research group| publications| bio| cv
professional activities | twitter

I will be working for UT Austin's Department of Computer Science starting January 2020. I have a number of openings for Ph.D. students and postdocs in my new lab. If you'd like to work with me, please apply to UTCS and name me as a prospective advisor.

I gave a keynote talk on "Machine Learning as Program Synthesis" at CAV 2019. Here are the slides.


My research lies in the intersection of Formal Methods and Artificial Intelligence. Much of my recent work is on program synthesis, the problem of automatically discovering high-level programs that fit a dataset of example behaviors and also satisfy a set of logical correctness criteria. This problem can be seen as a form of machine learning in which the learned function is represented programmatically and comes with certain formal guarantees. In my view, progress on this problem can bring us closer to the goal of robust and trustworthy artificial intelligence, and has radical implications for how we think about software.

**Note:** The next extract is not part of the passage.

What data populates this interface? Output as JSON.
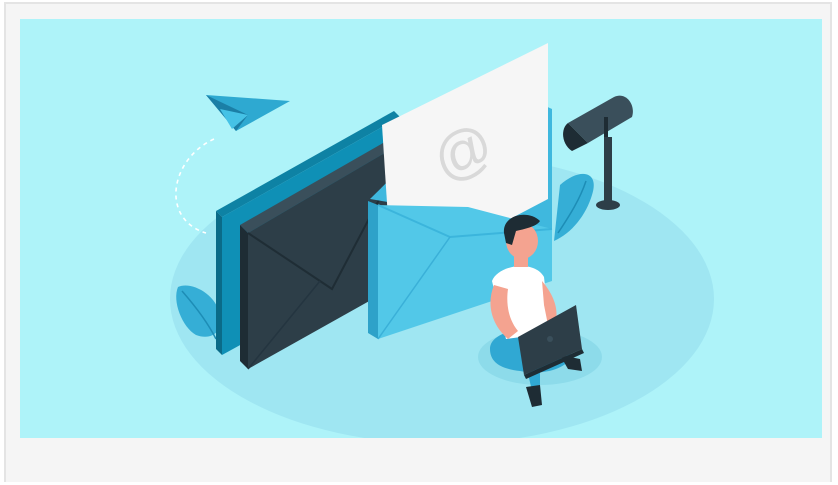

A general solution to program synthesis will imply Artificial General Intelligence, which is another way of saying that such a solution is unlikely any time soon. However, there has been a lot of recent progress on smaller-scale versions of the problem. Here are some instantiations of the problem that my collaborators and I have recently studied:

  • Synthesizing snippets of API-usage-heavy Java code given a small number of tokens that appear in the code [ICLR18]. Our solution to this problem is implemented in the Bayou system.
  • Learning functions, written in a high-level, human-interpretable, analyzable, modular programming language, that perform the sort of classification, regression or control tasks for which neural nets are typically used [NeurIPS18, ICML18].
  • Synthesizing symbolically represented policies for small control programs that can guarantee the satisfaction of a set of temporal logic requirements [POPL14-a].
  • Learning controller parameters that lead to optimal behavior and provable satisfaction of a safety property [POPL14-b].
  • Generating scripts, written in a typed functional language, for accomplishing various end-user tasks, given a small number of input-output examples [PLDI15, PLDI16, PLDI17].
  • Generating a controller for a robot, given a set of constraints that the robot must satisfy and a logical model of the robot's environment [ICRA14, RSS16, ICAPS16, AAMAS18, WAFR18].

My work approaches program synthesis using a broad range of tools, ranging from automated deduction [POPL14-a] to functional programming language abstractions [PLDI15] to deep learning [ICLR18, NeurIPS18, ICML18] to symbolic optimization [POPL14-b] to heuristic search.

Before I began working on program synthesis, I worked for many years on the related problem of program verification. My Ph.D. work was on the logical and automata-theoretic foundations of software model checking [TOPLAS11], and I spent a number of subsequent years working on analysis of quantitative program properties such as robustness [POPL10, CACM12]. I remain interested in program verification and analysis — for example, two of our recent efforts study analysis of robustness of neural networks [S&P18] and neural methods for program debugging [FSE17].

Chris Jermaine and I co-direct the Intelligent Software Systems Laboratory (ISSYL) at Rice. The mission of our lab is to bring together symbolic and statistical methods to solve a range of problems in programming systems, data management and analytics systems, and cyber-physical systems, including but not limited to program synthesis. I am a member of the Programming Languages and Software Engineering group at Rice CS, as well as Rice's cross-disciplinary Machine Learning group.


(Spring 2018) COMP 403/503: Reasoning about software

(Fall 2016, Fall 2015, Fall 2014, Spring 2014) COMP 382: Reasoning about algorithms

(Spring 2015, Fall 2013, Fall 2012) COMP 507: Computer-Aided Program Design

(Spring 2015) COMP 607: Seminar on Program Synthesis